Give back the entries exactly as they read, leaving each image out.

────────

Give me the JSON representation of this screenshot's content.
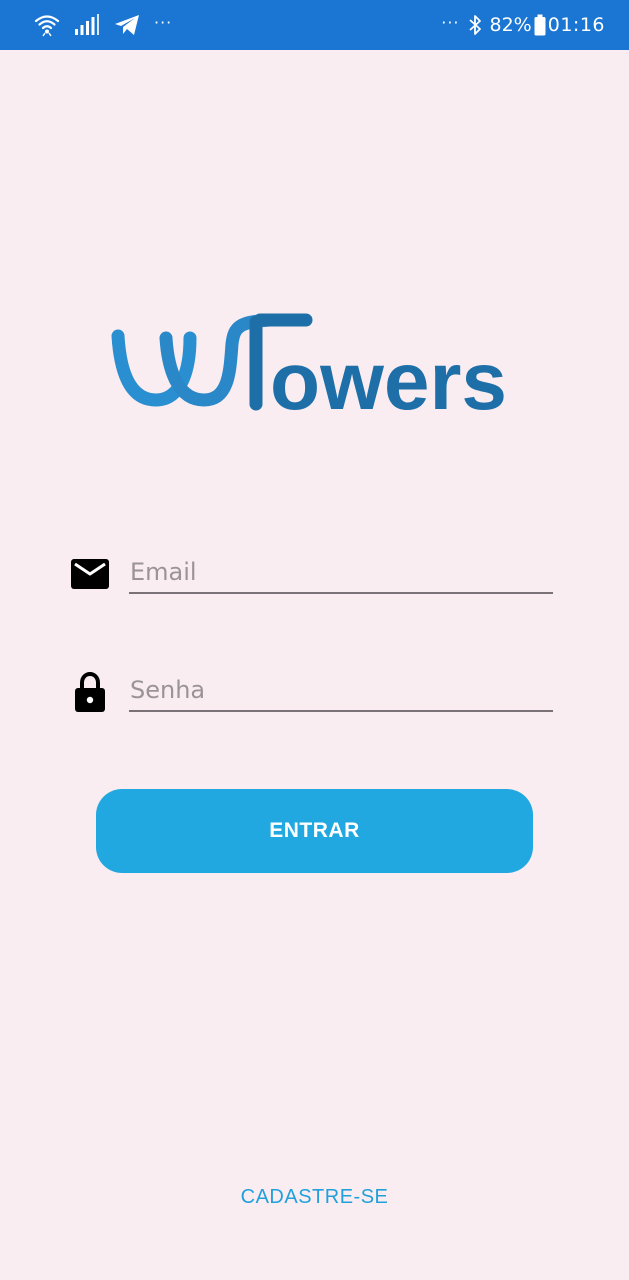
{
  "status_bar": {
    "left_overflow": "···",
    "right_overflow": "···",
    "battery_percent": "82%",
    "time": "01:16",
    "icons": [
      "wifi-icon",
      "signal-icon",
      "telegram-icon",
      "bluetooth-icon",
      "battery-icon"
    ]
  },
  "logo": {
    "text": "owers",
    "colors": {
      "light_blue": "#2a8fd0",
      "dark_blue": "#1e6fa8"
    }
  },
  "form": {
    "email": {
      "placeholder": "Email",
      "value": "",
      "icon": "mail-icon"
    },
    "password": {
      "placeholder": "Senha",
      "value": "",
      "icon": "lock-icon"
    }
  },
  "actions": {
    "login_label": "ENTRAR",
    "signup_label": "CADASTRE-SE"
  },
  "colors": {
    "status_bar": "#1a76d2",
    "background": "#f9edf1",
    "button": "#21a8e1",
    "link": "#21a0db"
  }
}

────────

▸ Task response:
Give me the JSON representation of this screenshot's content.
{
  "status_bar": {
    "left_overflow": "···",
    "right_overflow": "···",
    "battery_percent": "82%",
    "time": "01:16",
    "icons": [
      "wifi-icon",
      "signal-icon",
      "telegram-icon",
      "bluetooth-icon",
      "battery-icon"
    ]
  },
  "logo": {
    "text": "owers",
    "colors": {
      "light_blue": "#2a8fd0",
      "dark_blue": "#1e6fa8"
    }
  },
  "form": {
    "email": {
      "placeholder": "Email",
      "value": "",
      "icon": "mail-icon"
    },
    "password": {
      "placeholder": "Senha",
      "value": "",
      "icon": "lock-icon"
    }
  },
  "actions": {
    "login_label": "ENTRAR",
    "signup_label": "CADASTRE-SE"
  },
  "colors": {
    "status_bar": "#1a76d2",
    "background": "#f9edf1",
    "button": "#21a8e1",
    "link": "#21a0db"
  }
}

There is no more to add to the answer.